    Using ExpressRoute or a VPN can lead to bottlenecks:

    • The migration data uses too much bandwidth and interferes with user access to workloads that are running in Azure.
    • Network bottlenecks on-premises, like a firewall or throughput limiting, often are discovered only during migration.

    Regardless of the network connection that's used, single-stream network performance for a data move often is low. To increase the data transfer speed over multiple TCP streams, use tools that can support multiple streams. Apply optimization techniques that are described in SAP documentation and in many blog posts on this topic.


In the planning stage, it's important to consider any dedicated migration networks that you'll use for large data transfers to Azure. Examples include backups or database replication or using a public endpoint for data transfers to Azure storage. The impact of the migration on network paths for your users and applications should be expected and mitigated. As part of your network planning, consider all phases of the migration and the cost of a partially productive workload in Azure during migration.

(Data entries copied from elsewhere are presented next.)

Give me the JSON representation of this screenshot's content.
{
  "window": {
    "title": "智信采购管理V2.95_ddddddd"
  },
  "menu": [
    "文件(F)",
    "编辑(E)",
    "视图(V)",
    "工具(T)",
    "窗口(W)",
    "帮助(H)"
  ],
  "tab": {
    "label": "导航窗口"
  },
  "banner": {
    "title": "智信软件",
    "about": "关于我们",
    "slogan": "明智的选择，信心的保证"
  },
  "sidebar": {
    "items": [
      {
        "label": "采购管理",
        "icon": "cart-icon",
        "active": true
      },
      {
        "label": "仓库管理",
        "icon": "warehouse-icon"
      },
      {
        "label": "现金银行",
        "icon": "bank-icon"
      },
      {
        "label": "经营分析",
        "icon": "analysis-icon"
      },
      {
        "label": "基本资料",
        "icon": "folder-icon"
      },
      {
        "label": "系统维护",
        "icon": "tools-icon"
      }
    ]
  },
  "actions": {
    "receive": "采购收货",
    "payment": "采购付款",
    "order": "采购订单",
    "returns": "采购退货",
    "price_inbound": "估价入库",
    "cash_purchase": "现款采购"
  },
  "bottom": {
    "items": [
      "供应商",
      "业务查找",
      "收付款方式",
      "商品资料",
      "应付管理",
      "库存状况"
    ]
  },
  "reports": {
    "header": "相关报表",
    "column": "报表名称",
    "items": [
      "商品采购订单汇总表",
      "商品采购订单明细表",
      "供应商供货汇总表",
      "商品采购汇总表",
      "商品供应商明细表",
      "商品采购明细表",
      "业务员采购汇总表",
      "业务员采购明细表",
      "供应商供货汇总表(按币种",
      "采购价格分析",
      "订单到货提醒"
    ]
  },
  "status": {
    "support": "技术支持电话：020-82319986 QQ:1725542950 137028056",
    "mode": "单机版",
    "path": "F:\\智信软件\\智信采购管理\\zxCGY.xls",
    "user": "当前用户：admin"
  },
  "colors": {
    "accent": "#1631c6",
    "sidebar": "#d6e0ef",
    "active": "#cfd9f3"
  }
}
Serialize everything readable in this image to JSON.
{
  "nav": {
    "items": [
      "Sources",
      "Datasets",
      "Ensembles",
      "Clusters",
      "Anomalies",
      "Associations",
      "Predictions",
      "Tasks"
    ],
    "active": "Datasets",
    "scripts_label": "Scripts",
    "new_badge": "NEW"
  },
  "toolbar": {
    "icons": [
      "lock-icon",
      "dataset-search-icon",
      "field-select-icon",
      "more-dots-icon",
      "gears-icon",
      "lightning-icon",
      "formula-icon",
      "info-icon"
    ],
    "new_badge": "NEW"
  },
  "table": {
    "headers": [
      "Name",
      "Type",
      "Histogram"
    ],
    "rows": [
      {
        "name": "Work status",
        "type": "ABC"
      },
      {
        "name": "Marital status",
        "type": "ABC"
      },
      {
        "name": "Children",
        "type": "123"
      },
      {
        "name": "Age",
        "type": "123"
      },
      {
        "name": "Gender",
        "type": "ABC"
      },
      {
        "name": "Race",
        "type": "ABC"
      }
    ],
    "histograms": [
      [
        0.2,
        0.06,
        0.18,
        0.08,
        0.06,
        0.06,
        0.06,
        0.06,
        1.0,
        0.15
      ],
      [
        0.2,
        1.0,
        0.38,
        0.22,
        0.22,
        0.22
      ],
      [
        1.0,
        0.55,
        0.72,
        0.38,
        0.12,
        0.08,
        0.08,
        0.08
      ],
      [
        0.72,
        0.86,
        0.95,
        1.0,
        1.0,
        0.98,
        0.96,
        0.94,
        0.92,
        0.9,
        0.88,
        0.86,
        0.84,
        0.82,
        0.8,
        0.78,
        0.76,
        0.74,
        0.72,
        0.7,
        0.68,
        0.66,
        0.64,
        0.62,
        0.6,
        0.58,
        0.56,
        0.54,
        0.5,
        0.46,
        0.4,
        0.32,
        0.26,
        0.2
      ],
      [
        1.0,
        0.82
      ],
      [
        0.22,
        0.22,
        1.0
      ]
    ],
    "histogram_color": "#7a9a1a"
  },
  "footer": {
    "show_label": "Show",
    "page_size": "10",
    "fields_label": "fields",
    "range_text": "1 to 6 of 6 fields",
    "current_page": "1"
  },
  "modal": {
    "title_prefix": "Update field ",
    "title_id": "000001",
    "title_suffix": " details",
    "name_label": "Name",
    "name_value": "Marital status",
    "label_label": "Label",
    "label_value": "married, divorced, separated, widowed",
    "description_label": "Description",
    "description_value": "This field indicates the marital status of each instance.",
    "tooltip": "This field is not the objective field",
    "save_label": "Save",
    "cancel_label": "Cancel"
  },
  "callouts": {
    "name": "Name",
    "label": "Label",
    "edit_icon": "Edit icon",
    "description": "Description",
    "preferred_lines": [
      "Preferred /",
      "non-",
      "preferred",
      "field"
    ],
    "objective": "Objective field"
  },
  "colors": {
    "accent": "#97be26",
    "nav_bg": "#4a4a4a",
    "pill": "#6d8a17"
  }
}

Support and operations for SAP

A few other areas are important to consider before and during SAP deployment in Azure.

Azure VM extension for SAP

Azure Monitoring Extension, Enhanced Monitoring, and Azure Extension for SAP all refer to a VM extension that you need to deploy to provide some basic data about the Azure infrastructure to the SAP host agent. SAP notes might refer to the extension as Monitoring Extension or Enhanced monitoring. In Azure, it's called Azure Extension for SAP. For support purposes, the extension must be installed on all Azure VMs that run an SAP workload. To learn more, see Azure VM extension for SAP.

SAProuter for SAP support

Operating an SAP landscape in Azure requires connectivity to and from SAP for support purposes. Typically, connectivity is in the form of an SAProuter connection, either if it's through an encryption network channel over the internet or via a private VPN connection to SAP. For best practices and for an example implementation of SAProuter in Azure, see your architecture scenario in Inbound and outbound internet connections for SAP on Azure.

Next steps